Sign, sign, everywhere a sign?
As most of you probably already know, supporters of Measure H, which would increase the temporary parcel tax we pay for schools, kicked off their campaign Tuesday afternoon by putting teachers, parents and students in garbage cans along Park and Webster streets. In the runup to Tuesday’s event, they handed out lawn signs and garbage can decals to Alameda residents. And the Island wondered: Could their placement (or lack thereof) give clues as to what areas of town support the tax, and whether it will pass in June?
One thing our crack analysis shows is that in the places where elementary schools are rumored to be closing, support for the tax seems to be running pretty high. In the heart of the Gold Coast, which is home to several key tax supporters and Franklin School, the signs are ubiquitous. Ditto for the neighborhood surrounding Paden.
But in other parts of town, the signs are much harder to find. The Island couldn’t find a single sign around South Shore, home to underenrolled Lum. Only one sign was visible in the swath of Bayport we visited (maybe they’re banned by the HOA?), and they just opened the school there. There were a smattering of signs across the parts of the East End that we visited, even around Edison School, which may have some of the most involved parents in town.
So does this mean that proponents of Measure H have the same uphill battle that folks who supported a parcel tax increase in 2005 (which barely passed) face? Or does it reflect the ambivalence that some people who will ultimately vote for it feel about what they see as an imperfect solution to our school funding problems?
“I don’t think the signs are going to tell you that,” says Robert Brem, chair of the political science department at the College of Alameda.
Brem estimates that only about a quarter of registered voters will turn out for the June 3 election, and they’ll be the people who really want to see the tax pass and those who really want to see it fail. These people are unlikely to be swayed by anything.
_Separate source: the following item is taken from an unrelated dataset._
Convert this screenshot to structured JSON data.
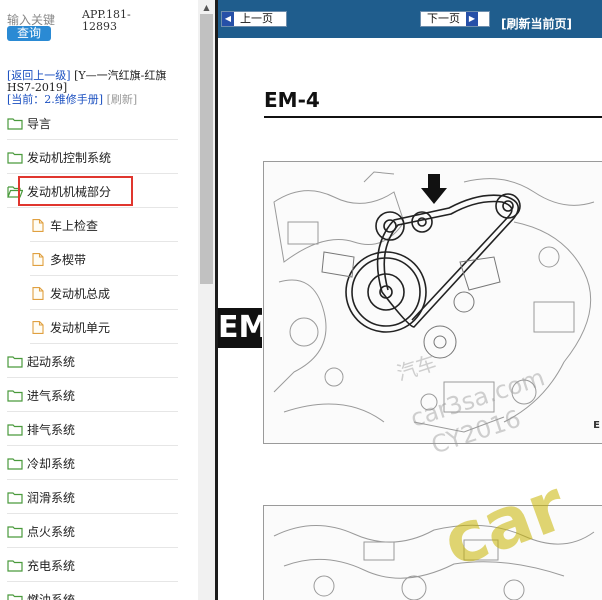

But he says a mass of signs could help draw those in the middle or those whose awareness of the ballot measure is limited. (In-person canvassing efforts have “a much higher impact,” he says.)
Still, Andy Currid, who is on the organizing committee for Measure H proponent Keep Alameda Schools Excellent, sees some hope in the findings because they show some unexpected support in places he didn’t expect.
“Maybe this issue with the schools is big enough this year to actually force a significant change in people’s voting habits,” he says. “Maybe some people who have typically not voted before will be motivated to vote this time.”